We. Don’t. Like. Sex. One of us loves sex but only when we are tied up by someone who is not our husband, when our husband is at home boiling water for wagon wheels for the kids. We only ever orgasm with our vibrators, when we are the last one awake—more a bargain for the spell of sleep than our own pleasure.

The woman with short red hair and long turquoise earrings—the woman who gathered us here—tells us to write down moments of pleasure. We are at a loss. We write down: our leg hair in the breeze. We write down: dragging a crayon across the page. We write down: the itch of a bee sting. We write down: touching our lovers’ nipples with the pads of our thumbs.

We are told to close our eyes. To find our midline. To rock our pelvis forward. And back. Feel the bones of our butt. Feel the vulva. Feel up, in front of the spine. We are shown Betty Dodson’s charcoal vulva illustrations, named: Baroque, Classical, Art Deco, Gothic, Renaissance, Modern. We are told to paint our pussies. At home, we sit on the carpet with mirrors. We brace a foot on the bathroom counter. We pile pillows on the bed. Some look like sea urchins; some like winged, scaley sky-creatures; some like asymmetrical flesh in bloom.

Reunited, we hold our paintings up next to our faces—our most known skin next to our most secret.

At home, we call each other naked. We describe what we see. The sharp cut of our noses. The moon-shape of our bellies. We look at the lines in our faces and say, “What a privilege it is to age.”

Then we blindfold ourselves and put the phone on speaker, rest it somewhere close to our mouths. We are told to feel ourselves. We start at the center. Our hands a heart around our navels. We feel strange touching ourselves—are we feeling with our hands? Or receiving with our bodies? Our hair long like a cape. Our hair cropped short against our necks. The heels of our hands in our eye sockets. We move down. We move up. We move down. Our small breasts like saucers feel full in our hands. We like the fleshy bits. We like hands spooning, resting on our coarse mons. We hold on to the knees like doorknobs. Our cold feet.

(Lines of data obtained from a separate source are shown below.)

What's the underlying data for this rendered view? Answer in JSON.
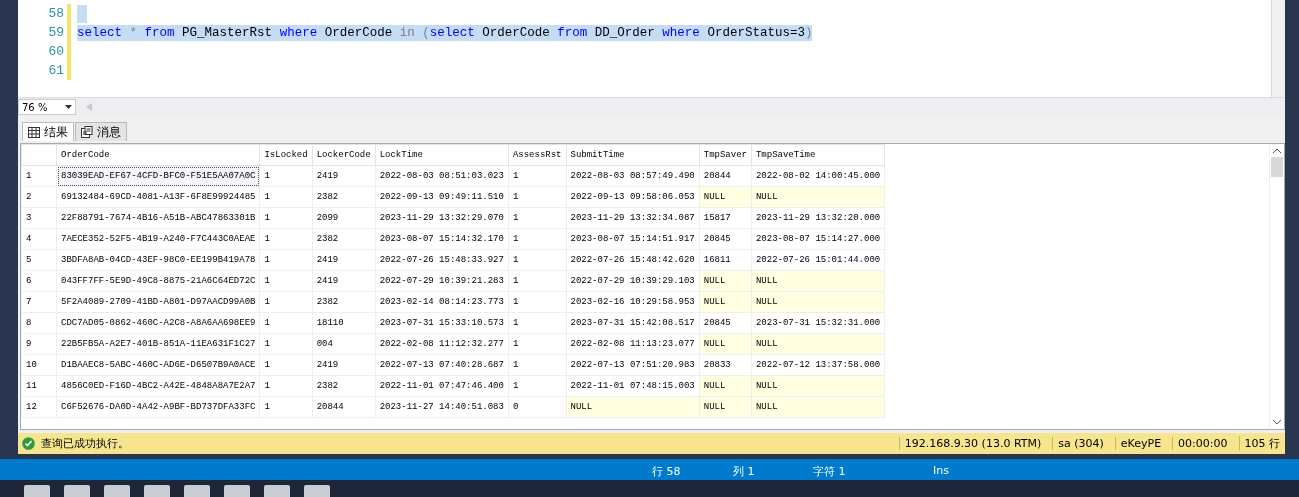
{
  "editor": {
    "lines": [
      {
        "number": "58",
        "selected": true
      },
      {
        "number": "59",
        "selected": true,
        "tokens": [
          {
            "kind": "keyword",
            "text": "select",
            "attached": true
          },
          {
            "kind": "operator",
            "text": "*",
            "attached": false
          },
          {
            "kind": "keyword",
            "text": "from",
            "attached": false
          },
          {
            "kind": "ident",
            "text": "PG_MasterRst",
            "attached": false
          },
          {
            "kind": "keyword",
            "text": "where",
            "attached": false
          },
          {
            "kind": "ident",
            "text": "OrderCode",
            "attached": false
          },
          {
            "kind": "operator",
            "text": "in",
            "attached": false
          },
          {
            "kind": "operator",
            "text": "(",
            "attached": false
          },
          {
            "kind": "keyword",
            "text": "select",
            "attached": true
          },
          {
            "kind": "ident",
            "text": "OrderCode",
            "attached": false
          },
          {
            "kind": "keyword",
            "text": "from",
            "attached": false
          },
          {
            "kind": "ident",
            "text": "DD_Order",
            "attached": false
          },
          {
            "kind": "keyword",
            "text": "where",
            "attached": false
          },
          {
            "kind": "ident",
            "text": "OrderStatus=3",
            "attached": false
          },
          {
            "kind": "operator",
            "text": ")",
            "attached": true
          }
        ]
      },
      {
        "number": "60",
        "selected": false
      },
      {
        "number": "61",
        "selected": false
      }
    ],
    "zoom": "76 %"
  },
  "tabs": [
    {
      "label": "结果",
      "kind": "grid",
      "selected": true
    },
    {
      "label": "消息",
      "kind": "message",
      "selected": false
    }
  ],
  "grid": {
    "columns": [
      "OrderCode",
      "IsLocked",
      "LockerCode",
      "LockTime",
      "AssessRst",
      "SubmitTime",
      "TmpSaver",
      "TmpSaveTime"
    ],
    "rows": [
      {
        "number": "1",
        "focused": true,
        "cells": [
          "83039EAD-EF67-4CFD-BFC0-F51E5AA07A0C",
          "1",
          "2419",
          "2022-08-03 08:51:03.023",
          "1",
          "2022-08-03 08:57:49.490",
          "20844",
          "2022-08-02 14:00:45.000"
        ]
      },
      {
        "number": "2",
        "focused": false,
        "nulls": [
          false,
          false,
          false,
          false,
          false,
          false,
          true,
          true
        ],
        "cells": [
          "69132484-69CD-4081-A13F-6F8E99924485",
          "1",
          "2382",
          "2022-09-13 09:49:11.510",
          "1",
          "2022-09-13 09:58:06.053",
          "NULL",
          "NULL"
        ]
      },
      {
        "number": "3",
        "focused": false,
        "cells": [
          "22F88791-7674-4B16-A51B-ABC47863301B",
          "1",
          "2099",
          "2023-11-29 13:32:29.070",
          "1",
          "2023-11-29 13:32:34.087",
          "15817",
          "2023-11-29 13:32:20.000"
        ]
      },
      {
        "number": "4",
        "focused": false,
        "cells": [
          "7AECE352-52F5-4B19-A240-F7C443C0AEAE",
          "1",
          "2382",
          "2023-08-07 15:14:32.170",
          "1",
          "2023-08-07 15:14:51.917",
          "20845",
          "2023-08-07 15:14:27.000"
        ]
      },
      {
        "number": "5",
        "focused": false,
        "cells": [
          "3BDFA8AB-04CD-43EF-98C0-EE199B419A78",
          "1",
          "2419",
          "2022-07-26 15:48:33.927",
          "1",
          "2022-07-26 15:48:42.620",
          "16811",
          "2022-07-26 15:01:44.000"
        ]
      },
      {
        "number": "6",
        "focused": false,
        "nulls": [
          false,
          false,
          false,
          false,
          false,
          false,
          true,
          true
        ],
        "cells": [
          "043FF7FF-5E9D-49C8-8875-21A6C64ED72C",
          "1",
          "2419",
          "2022-07-29 10:39:21.283",
          "1",
          "2022-07-29 10:39:29.103",
          "NULL",
          "NULL"
        ]
      },
      {
        "number": "7",
        "focused": false,
        "nulls": [
          false,
          false,
          false,
          false,
          false,
          false,
          true,
          true
        ],
        "cells": [
          "5F2A4089-2709-41BD-A801-D97AACD99A0B",
          "1",
          "2382",
          "2023-02-14 08:14:23.773",
          "1",
          "2023-02-16 10:29:58.953",
          "NULL",
          "NULL"
        ]
      },
      {
        "number": "8",
        "focused": false,
        "cells": [
          "CDC7AD05-0862-460C-A2C8-A8A6AA698EE9",
          "1",
          "18110",
          "2023-07-31 15:33:10.573",
          "1",
          "2023-07-31 15:42:08.517",
          "20845",
          "2023-07-31 15:32:31.000"
        ]
      },
      {
        "number": "9",
        "focused": false,
        "nulls": [
          false,
          false,
          false,
          false,
          false,
          false,
          true,
          true
        ],
        "cells": [
          "22B5FB5A-A2E7-401B-851A-11EA631F1C27",
          "1",
          "004",
          "2022-02-08 11:12:32.277",
          "1",
          "2022-02-08 11:13:23.077",
          "NULL",
          "NULL"
        ]
      },
      {
        "number": "10",
        "focused": false,
        "cells": [
          "D1BAAEC8-5ABC-460C-AD6E-D6507B9A0ACE",
          "1",
          "2419",
          "2022-07-13 07:40:28.687",
          "1",
          "2022-07-13 07:51:20.983",
          "20833",
          "2022-07-12 13:37:58.000"
        ]
      },
      {
        "number": "11",
        "focused": false,
        "nulls": [
          false,
          false,
          false,
          false,
          false,
          false,
          true,
          true
        ],
        "cells": [
          "4856C0ED-F16D-4BC2-A42E-4848A8A7E2A7",
          "1",
          "2382",
          "2022-11-01 07:47:46.400",
          "1",
          "2022-11-01 07:48:15.003",
          "NULL",
          "NULL"
        ]
      },
      {
        "number": "12",
        "focused": false,
        "nulls": [
          false,
          false,
          false,
          false,
          false,
          true,
          true,
          true
        ],
        "cells": [
          "C6F52676-DA0D-4A42-A9BF-BD737DFA33FC",
          "1",
          "20844",
          "2023-11-27 14:40:51.083",
          "0",
          "NULL",
          "NULL",
          "NULL"
        ]
      }
    ]
  },
  "status": {
    "message": "查询已成功执行。",
    "server": "192.168.9.30 (13.0 RTM)",
    "user": "sa (304)",
    "database": "eKeyPE",
    "elapsed": "00:00:00",
    "rows": "105 行"
  },
  "ide_status": {
    "line": "行 58",
    "column": "列 1",
    "char": "字符 1",
    "mode": "Ins"
  }
}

Nowadays, our partners are sulky when we don’t want sex. Indignant. They fight us, cajole us, become the stones in walls. We cry thinking about it. We are not sure where our loyalty lies. We leave them. We stay with them. We marry them. We break and return to them.

We want to know: Should we meditate? Try pole dancing? A sex-surrogate? What about a sexological bodyworker? Perhaps polyamory? A kink club? A Somatica group orgasm? Hypnosis? Or holotropic breathing? What about psilocybin? Will it take the psychedelic to crack open what’s wrong with us?

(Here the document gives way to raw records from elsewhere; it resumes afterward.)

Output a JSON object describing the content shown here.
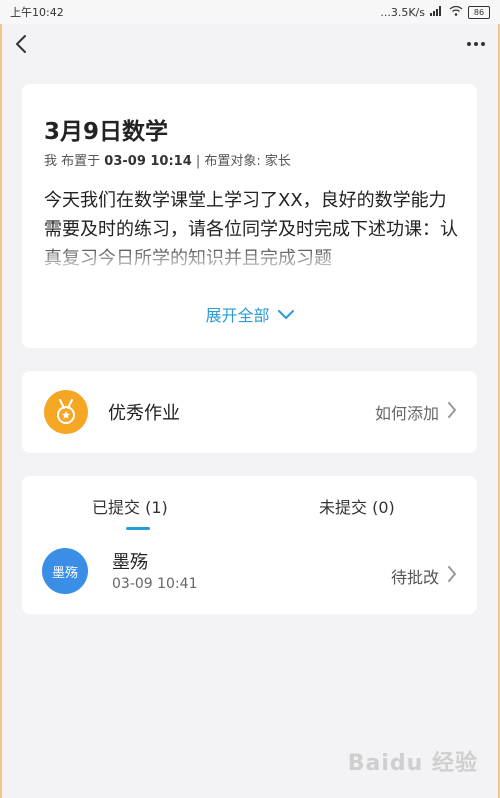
{
  "status_bar": {
    "time": "上午10:42",
    "speed": "...3.5K/s",
    "battery": "86"
  },
  "homework": {
    "title": "3月9日数学",
    "meta_prefix": "我 布置于",
    "meta_datetime": "03-09 10:14",
    "meta_target": " | 布置对象: 家长",
    "body": "今天我们在数学课堂上学习了XX，良好的数学能力需要及时的练习，请各位同学及时完成下述功课：认真复习今日所学的知识并且完成习题",
    "expand_label": "展开全部"
  },
  "excellent": {
    "label": "优秀作业",
    "action": "如何添加"
  },
  "submissions": {
    "tab_submitted": "已提交 (1)",
    "tab_unsubmitted": "未提交 (0)",
    "items": [
      {
        "avatar_text": "墨殇",
        "name": "墨殇",
        "time": "03-09 10:41",
        "status": "待批改"
      }
    ]
  },
  "icons": {
    "back": "back-arrow-icon",
    "more": "more-icon",
    "medal": "medal-icon",
    "chevron_down": "chevron-down-icon",
    "chevron_right": "chevron-right-icon"
  },
  "colors": {
    "accent": "#2b9bd6",
    "medal": "#f5a623",
    "avatar": "#3a8ee6"
  },
  "watermark": "Baidu 经验"
}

We ask each other: What is pleasure? We think rubbing our legs in clean sheets is better than sex. We think sticking our hands in a bin of dried beans is better than sex. We think dancing the tango in a tight dress with someone we’ve never met is better than sex. We think nothing is better than sex.

When we say sex, we don’t mean sex.

We mean everything.

Mika Sutherland is a writer and teacher living in Berkeley, CA. She is currently working on a memoir about the fraught mosaic of female sexuality. You can find her at Mika.D.Sutherland@gmail.com.

Photo by Amy Selwyn